Check each line of the records below and collect those holding "data".
** EXTRACTED MATERIAL follows **
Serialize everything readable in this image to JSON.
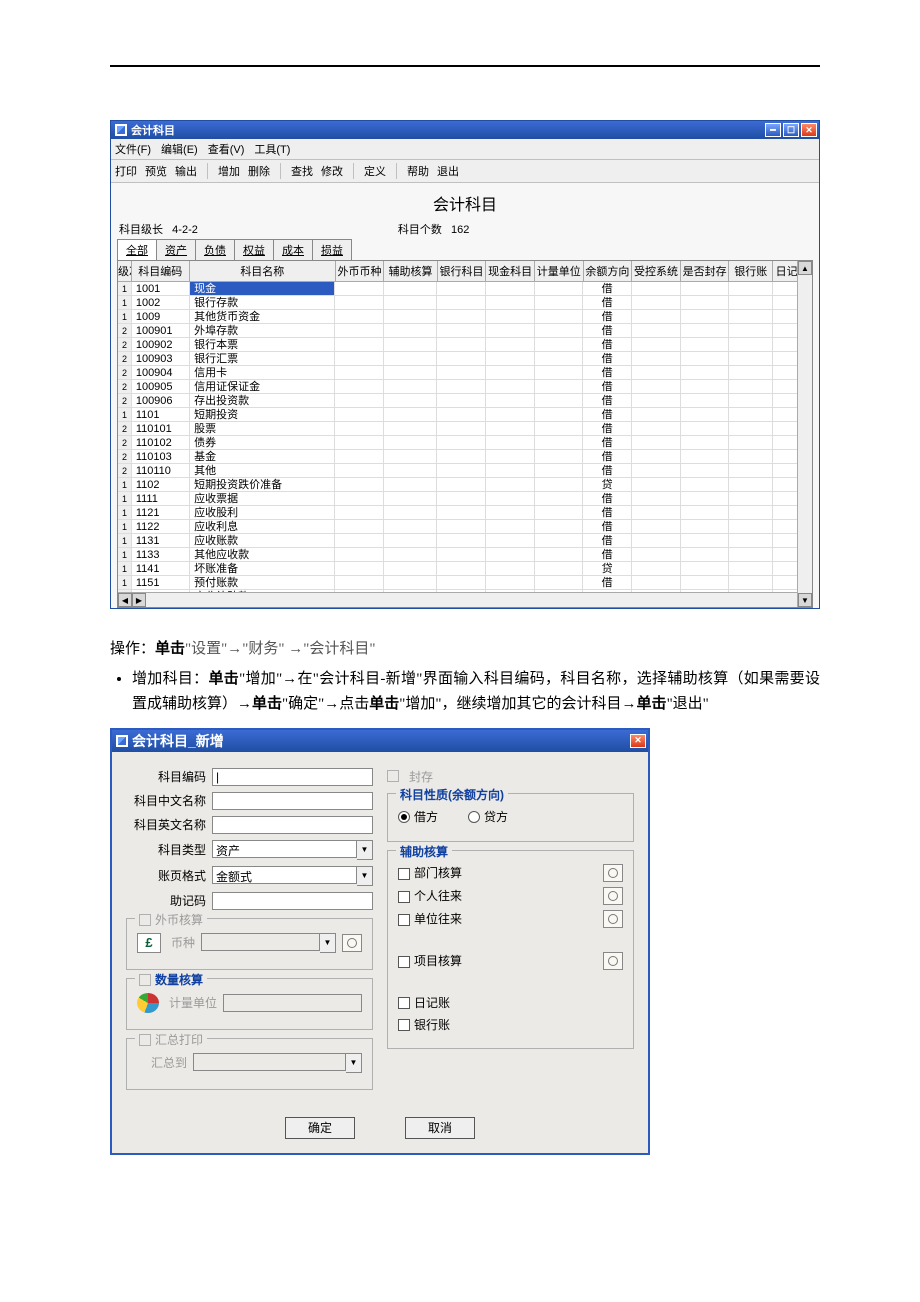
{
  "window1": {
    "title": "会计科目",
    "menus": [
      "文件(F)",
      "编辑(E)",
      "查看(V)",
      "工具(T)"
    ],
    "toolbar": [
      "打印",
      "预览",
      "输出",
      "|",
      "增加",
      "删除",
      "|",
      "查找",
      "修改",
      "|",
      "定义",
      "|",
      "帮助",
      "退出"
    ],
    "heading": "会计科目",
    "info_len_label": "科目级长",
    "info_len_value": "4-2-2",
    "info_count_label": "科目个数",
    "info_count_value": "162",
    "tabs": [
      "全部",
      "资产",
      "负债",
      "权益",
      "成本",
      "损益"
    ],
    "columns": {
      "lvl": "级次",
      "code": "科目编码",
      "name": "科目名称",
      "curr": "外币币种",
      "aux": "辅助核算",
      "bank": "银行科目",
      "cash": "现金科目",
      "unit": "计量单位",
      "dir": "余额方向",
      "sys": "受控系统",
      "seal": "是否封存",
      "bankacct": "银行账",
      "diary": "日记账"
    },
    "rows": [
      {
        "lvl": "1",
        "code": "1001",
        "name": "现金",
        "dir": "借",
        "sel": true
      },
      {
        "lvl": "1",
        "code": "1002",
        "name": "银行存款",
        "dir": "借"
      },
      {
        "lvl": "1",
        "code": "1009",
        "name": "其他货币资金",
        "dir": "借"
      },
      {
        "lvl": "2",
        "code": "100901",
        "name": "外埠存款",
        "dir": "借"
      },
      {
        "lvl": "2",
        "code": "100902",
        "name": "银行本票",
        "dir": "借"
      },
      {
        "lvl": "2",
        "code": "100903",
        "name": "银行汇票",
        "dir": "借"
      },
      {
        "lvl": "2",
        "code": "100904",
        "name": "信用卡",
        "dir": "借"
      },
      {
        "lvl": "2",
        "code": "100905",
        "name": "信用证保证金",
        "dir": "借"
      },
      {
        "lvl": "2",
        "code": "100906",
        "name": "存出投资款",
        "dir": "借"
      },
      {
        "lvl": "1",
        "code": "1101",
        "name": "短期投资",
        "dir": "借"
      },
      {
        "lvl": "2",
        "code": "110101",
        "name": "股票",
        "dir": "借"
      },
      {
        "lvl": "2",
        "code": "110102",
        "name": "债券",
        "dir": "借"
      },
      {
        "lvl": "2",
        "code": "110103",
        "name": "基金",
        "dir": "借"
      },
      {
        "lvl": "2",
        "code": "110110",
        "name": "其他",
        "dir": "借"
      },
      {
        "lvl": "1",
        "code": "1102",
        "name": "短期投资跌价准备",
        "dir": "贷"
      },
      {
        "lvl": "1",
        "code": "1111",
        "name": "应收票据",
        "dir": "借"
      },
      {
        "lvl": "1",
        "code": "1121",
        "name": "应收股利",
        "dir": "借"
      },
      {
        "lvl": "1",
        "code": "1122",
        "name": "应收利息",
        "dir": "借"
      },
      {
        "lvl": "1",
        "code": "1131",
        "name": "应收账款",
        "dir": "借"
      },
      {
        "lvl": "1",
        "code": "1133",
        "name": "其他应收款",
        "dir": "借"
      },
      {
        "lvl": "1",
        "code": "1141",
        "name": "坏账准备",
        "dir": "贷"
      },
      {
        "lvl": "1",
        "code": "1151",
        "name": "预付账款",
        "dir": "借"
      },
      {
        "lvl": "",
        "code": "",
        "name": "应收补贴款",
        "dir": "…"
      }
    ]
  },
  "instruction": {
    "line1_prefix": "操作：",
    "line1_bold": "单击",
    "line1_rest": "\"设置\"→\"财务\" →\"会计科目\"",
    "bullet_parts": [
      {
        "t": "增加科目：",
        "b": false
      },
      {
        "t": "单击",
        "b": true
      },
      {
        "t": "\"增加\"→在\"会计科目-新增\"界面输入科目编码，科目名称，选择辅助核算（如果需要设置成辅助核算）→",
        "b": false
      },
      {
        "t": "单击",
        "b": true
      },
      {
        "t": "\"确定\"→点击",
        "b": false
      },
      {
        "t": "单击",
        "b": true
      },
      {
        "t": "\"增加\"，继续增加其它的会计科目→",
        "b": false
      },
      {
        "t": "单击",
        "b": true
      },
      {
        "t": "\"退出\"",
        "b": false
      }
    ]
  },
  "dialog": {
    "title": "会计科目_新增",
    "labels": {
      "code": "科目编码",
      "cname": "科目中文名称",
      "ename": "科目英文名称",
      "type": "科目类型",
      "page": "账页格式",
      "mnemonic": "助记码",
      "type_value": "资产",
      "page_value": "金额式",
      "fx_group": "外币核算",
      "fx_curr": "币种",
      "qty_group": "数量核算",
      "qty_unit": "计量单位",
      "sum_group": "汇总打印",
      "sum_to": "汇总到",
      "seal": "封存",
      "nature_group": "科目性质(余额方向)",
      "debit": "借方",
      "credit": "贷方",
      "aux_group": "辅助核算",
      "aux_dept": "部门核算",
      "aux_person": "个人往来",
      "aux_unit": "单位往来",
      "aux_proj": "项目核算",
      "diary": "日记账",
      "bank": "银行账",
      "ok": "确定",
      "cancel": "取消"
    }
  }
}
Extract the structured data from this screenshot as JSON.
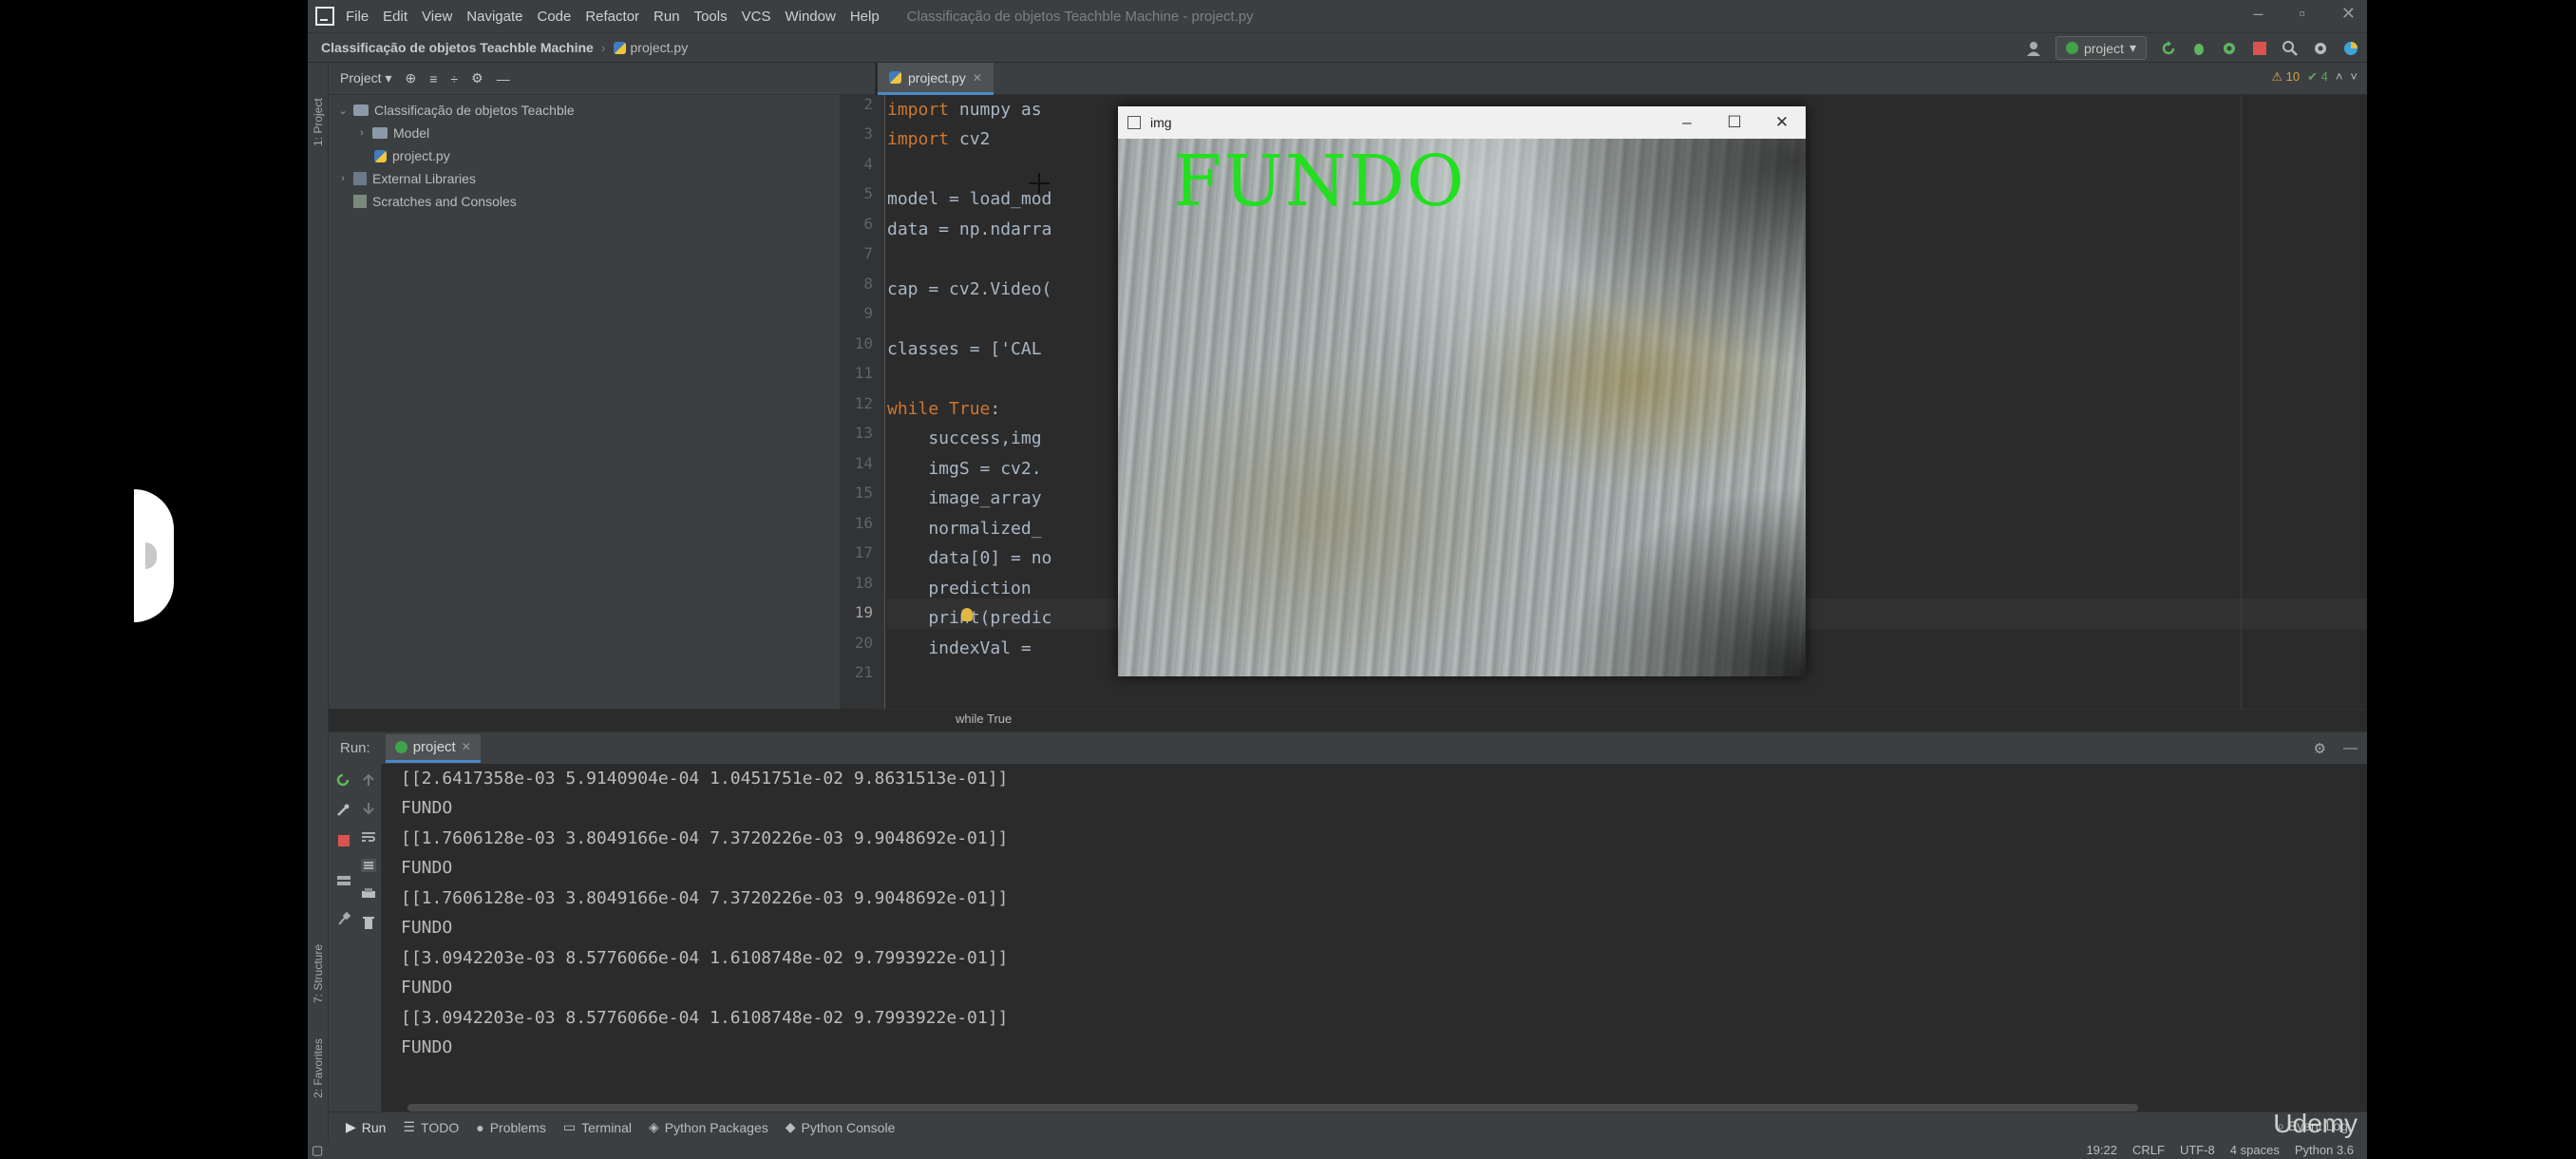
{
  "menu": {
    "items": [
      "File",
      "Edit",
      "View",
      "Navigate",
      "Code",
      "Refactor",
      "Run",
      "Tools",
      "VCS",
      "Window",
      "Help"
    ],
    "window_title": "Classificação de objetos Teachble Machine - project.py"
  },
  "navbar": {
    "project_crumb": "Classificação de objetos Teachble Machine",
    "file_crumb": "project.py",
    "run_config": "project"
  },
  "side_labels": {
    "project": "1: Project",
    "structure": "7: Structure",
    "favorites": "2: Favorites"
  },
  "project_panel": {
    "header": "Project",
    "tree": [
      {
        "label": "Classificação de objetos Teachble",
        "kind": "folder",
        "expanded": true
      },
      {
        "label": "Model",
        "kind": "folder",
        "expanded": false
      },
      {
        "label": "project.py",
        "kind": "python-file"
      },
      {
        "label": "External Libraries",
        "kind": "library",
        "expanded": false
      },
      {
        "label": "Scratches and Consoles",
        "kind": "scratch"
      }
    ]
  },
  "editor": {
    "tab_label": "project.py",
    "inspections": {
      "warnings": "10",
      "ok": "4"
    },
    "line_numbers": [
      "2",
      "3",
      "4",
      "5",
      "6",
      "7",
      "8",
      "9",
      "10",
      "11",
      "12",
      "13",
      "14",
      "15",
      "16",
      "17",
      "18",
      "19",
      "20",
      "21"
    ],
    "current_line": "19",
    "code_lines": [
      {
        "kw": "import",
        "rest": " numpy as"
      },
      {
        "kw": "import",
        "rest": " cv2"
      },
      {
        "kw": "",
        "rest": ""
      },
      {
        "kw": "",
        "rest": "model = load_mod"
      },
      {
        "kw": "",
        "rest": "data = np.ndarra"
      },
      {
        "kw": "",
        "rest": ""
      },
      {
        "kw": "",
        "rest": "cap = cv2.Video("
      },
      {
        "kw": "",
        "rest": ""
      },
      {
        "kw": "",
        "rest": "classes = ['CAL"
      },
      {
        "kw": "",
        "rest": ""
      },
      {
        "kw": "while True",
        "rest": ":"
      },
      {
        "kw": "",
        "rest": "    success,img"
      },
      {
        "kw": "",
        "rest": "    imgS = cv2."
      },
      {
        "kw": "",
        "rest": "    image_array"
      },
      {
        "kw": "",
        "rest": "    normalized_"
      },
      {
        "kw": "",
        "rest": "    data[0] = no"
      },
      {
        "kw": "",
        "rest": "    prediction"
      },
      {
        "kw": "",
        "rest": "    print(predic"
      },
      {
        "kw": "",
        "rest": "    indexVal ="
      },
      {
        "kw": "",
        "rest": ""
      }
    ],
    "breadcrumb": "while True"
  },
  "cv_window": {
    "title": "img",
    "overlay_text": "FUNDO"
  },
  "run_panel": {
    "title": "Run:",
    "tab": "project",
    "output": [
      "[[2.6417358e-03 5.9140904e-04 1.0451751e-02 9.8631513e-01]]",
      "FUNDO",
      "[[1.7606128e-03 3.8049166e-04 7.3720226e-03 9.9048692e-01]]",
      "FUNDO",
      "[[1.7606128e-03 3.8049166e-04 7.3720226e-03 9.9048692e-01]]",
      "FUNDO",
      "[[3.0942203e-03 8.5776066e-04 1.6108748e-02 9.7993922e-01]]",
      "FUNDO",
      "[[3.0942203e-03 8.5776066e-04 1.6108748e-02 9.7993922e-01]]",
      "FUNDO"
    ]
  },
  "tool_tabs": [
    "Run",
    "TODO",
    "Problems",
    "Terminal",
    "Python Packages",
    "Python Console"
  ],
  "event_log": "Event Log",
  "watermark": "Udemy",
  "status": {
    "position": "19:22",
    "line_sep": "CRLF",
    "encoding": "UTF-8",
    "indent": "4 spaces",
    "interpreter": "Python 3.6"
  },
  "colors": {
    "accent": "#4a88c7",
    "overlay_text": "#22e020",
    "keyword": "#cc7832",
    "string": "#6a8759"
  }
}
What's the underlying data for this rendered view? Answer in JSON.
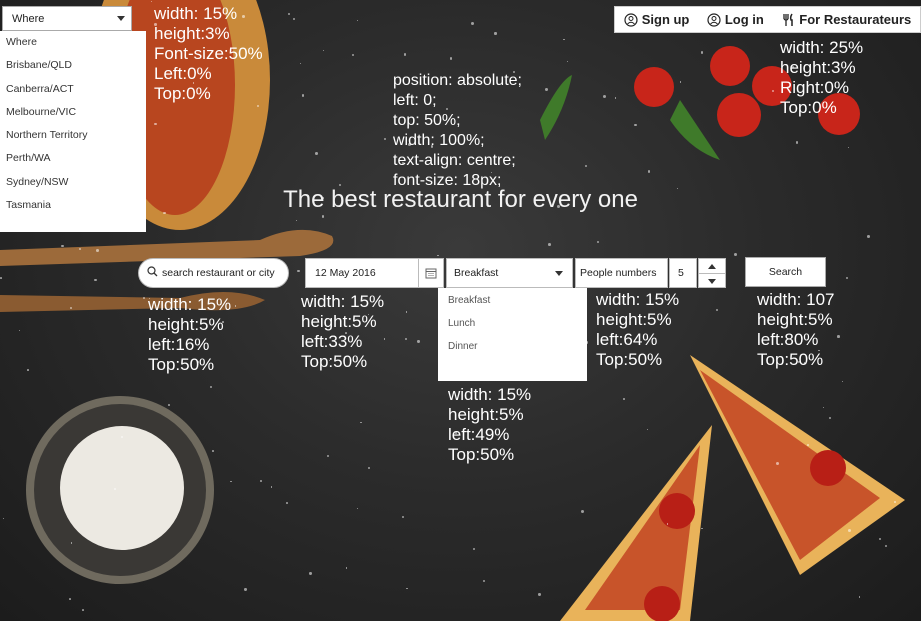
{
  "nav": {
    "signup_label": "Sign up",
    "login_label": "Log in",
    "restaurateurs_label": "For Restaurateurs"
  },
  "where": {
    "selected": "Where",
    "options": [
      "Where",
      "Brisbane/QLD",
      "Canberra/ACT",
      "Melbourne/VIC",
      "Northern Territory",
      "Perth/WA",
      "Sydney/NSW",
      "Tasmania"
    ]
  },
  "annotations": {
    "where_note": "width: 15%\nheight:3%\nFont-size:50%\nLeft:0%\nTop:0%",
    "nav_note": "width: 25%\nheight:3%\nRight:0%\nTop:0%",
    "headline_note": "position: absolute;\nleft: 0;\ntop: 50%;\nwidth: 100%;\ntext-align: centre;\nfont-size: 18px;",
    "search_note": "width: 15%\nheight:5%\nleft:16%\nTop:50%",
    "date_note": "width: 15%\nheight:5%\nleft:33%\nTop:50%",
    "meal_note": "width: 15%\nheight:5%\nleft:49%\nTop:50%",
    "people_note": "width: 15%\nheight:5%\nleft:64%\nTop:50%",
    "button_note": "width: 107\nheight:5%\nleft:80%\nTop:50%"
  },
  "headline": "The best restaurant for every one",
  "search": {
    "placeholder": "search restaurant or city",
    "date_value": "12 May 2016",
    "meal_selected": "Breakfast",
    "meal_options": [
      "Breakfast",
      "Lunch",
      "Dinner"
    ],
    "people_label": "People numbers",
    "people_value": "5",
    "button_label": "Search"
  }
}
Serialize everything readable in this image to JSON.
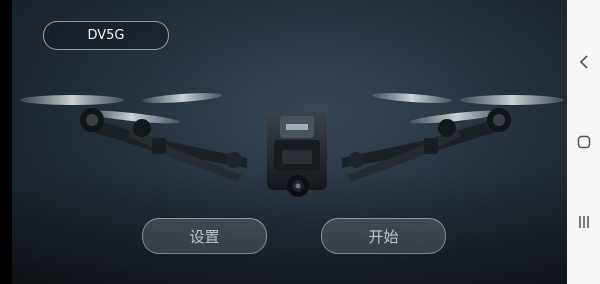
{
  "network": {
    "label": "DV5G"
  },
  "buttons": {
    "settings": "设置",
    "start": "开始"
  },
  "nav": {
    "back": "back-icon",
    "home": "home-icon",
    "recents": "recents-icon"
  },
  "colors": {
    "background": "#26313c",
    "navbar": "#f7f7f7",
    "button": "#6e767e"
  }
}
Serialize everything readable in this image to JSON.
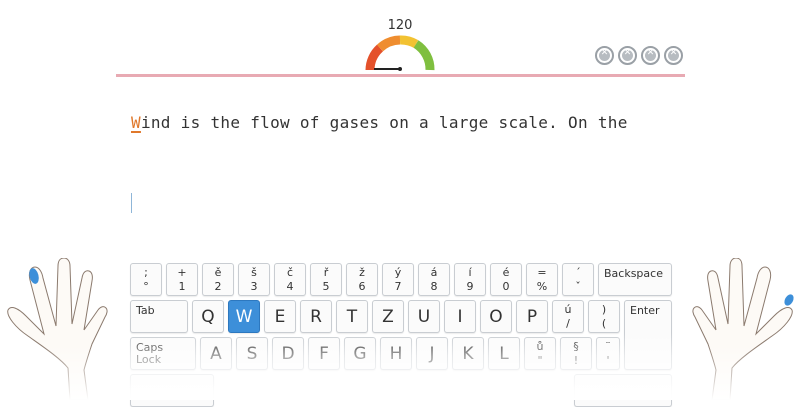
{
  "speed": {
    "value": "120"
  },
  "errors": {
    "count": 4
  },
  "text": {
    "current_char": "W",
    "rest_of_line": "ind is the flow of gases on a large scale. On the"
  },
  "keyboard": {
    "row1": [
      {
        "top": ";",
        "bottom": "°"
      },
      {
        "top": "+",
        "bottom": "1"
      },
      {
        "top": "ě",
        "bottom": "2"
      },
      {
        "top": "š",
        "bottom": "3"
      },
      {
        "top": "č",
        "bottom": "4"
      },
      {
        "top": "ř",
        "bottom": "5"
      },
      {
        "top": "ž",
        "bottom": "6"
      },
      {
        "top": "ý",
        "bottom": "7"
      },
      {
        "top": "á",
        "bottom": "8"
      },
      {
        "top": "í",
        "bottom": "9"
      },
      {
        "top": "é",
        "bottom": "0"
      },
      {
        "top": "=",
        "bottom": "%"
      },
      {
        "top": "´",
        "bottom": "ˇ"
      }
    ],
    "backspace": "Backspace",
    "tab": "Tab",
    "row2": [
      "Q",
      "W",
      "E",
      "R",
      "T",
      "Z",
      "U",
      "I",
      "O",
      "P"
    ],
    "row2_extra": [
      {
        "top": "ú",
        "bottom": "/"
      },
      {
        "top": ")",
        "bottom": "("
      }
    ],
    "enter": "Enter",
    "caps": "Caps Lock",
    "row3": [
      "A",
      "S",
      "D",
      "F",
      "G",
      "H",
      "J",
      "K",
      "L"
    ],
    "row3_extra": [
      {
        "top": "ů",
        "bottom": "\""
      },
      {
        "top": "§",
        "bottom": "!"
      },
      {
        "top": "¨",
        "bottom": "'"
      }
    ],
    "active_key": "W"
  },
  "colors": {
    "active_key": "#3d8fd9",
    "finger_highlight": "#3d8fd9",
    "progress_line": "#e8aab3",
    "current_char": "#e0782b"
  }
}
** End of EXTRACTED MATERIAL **
* [REPLY]
Extract the structured data from this screenshot as JSON.
        "rest": "data = np.ndarra"
        "rest": "    data[0] = no"
What's the underlying data for this rendered view? Answer in JSON.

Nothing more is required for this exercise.